Many, many years ago, there was a Farmer who ignored his crops and planted a maze of large green hedgerows. One day he urged his Wife to walk through the maze before she condemned it, but inside she couldn't make out one end from the other.

"I have had enough," she said. "You spend all of your time with those shrubs. How will that feed us? You need to plow and plant the fields."

"I can't," the Farmer answered. "Plowing would ruin what I've built."

"Winter will soon be here," she said. "And we will have no crops and no spare gold for firewood. We will have empty bellies and we will wither away."

"That may happen," the Farmer said.

But word had spread that the Farmer had created a beautiful maze. Hedgerow farmers from beyond the mountains visited it. "It is beautiful," they said. "Please take this gold for the pleasure your maze has given us." But the Farmer rejected the money.
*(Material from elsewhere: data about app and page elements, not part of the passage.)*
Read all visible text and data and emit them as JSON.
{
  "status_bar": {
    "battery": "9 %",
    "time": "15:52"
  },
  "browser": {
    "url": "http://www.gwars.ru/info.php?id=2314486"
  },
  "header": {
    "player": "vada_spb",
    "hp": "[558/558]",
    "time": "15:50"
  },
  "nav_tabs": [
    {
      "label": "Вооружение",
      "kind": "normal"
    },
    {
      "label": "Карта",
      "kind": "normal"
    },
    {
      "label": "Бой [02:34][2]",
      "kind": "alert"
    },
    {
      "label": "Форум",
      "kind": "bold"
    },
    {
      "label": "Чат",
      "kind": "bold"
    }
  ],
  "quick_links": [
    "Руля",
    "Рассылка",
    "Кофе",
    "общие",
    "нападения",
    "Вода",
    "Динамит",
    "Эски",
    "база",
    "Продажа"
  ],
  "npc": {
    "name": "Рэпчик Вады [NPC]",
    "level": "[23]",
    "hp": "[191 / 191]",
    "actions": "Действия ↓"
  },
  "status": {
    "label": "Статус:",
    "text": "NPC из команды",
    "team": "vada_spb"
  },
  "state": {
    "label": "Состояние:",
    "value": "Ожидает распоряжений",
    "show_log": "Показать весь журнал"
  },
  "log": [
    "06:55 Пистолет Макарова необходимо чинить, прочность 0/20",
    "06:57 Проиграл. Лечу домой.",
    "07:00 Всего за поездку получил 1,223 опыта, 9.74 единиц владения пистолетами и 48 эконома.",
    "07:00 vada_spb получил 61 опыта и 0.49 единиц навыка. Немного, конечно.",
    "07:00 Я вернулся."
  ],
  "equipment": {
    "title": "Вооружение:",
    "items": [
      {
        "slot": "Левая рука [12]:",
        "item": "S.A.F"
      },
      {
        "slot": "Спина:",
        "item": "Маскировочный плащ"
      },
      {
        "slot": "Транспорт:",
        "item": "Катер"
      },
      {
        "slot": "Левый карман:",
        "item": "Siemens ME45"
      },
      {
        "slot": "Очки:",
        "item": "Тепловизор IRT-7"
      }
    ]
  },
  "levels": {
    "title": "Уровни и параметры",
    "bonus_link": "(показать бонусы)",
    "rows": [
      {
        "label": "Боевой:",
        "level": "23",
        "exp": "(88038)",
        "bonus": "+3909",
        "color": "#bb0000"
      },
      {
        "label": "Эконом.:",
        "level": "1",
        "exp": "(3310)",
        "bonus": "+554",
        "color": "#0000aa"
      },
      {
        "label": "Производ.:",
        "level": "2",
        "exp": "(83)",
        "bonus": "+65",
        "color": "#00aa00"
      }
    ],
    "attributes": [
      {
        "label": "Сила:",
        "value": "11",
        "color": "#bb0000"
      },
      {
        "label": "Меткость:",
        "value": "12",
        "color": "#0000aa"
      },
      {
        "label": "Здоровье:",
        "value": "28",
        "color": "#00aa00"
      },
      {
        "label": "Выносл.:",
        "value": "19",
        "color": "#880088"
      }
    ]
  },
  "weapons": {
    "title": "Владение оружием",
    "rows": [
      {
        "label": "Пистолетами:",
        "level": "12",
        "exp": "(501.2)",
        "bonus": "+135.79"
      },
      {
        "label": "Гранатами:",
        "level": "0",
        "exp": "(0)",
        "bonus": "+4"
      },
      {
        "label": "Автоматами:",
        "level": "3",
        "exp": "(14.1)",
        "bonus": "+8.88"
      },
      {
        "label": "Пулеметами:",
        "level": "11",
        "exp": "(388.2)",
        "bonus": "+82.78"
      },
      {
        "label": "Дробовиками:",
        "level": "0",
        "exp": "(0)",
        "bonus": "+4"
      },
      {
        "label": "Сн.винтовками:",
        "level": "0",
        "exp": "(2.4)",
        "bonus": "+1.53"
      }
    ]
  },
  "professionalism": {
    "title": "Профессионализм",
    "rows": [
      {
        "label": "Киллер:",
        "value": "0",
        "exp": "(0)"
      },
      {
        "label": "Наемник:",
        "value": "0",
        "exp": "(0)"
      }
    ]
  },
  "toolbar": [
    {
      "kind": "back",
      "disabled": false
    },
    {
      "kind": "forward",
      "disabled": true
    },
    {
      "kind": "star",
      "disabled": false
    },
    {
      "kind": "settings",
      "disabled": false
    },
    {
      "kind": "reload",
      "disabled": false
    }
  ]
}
By autumn, the Farmer's house had fallen into disrepair, and there was no harvest, and the Farmer and his Wife's bellies were empty.

"If you didn't plant those shrubs in the field," the Wife said, "we would have crops to harvest and to eat; we would have full bellies; and we would sell what we could not eat to repair our house. You could charge farmers for walking through the maze."

"That is true," the Farmer told her. "But I did not create the maze for that."

Months passed. The hedgerows flourished. The farmhouse became drafty, cold winds running through it. Early on the morning of the first winter snow, the Farmer wrapped himself in a quilt and walked into his maze. He had visited many mazes when he was a young man, but his maze was the most symmetrical, the sharpest, the smoothest, and the most difficult to walk through. This warmed him. He followed straight corridors and turns until he found the center, lay on his back, and, now tired, fell asleep.

Months later, when the spring winds thawed the earth, the Wife buried the Farmer in the dirt beneath the hedgerows, and now the hedgerows grow tall. During the summer months, farmers from behind the mountains and across the seas study this corner or that corner of the maze, write papers, and argue. Children play in the corridors. At night, teenagers copulate in corners. At harvest people decorate the hedgerows with stalks of corn and hope for a bountiful yield. Each year people come, people dance, and people celebrate the Farmer's accomplishment. So many people come that the Wife has paid a man to tear down the farmhouse and replace it with a castle.

Patrick Dugan lives and writes in Ohio. He maintains a Web site: www.geocities.com/peedugan.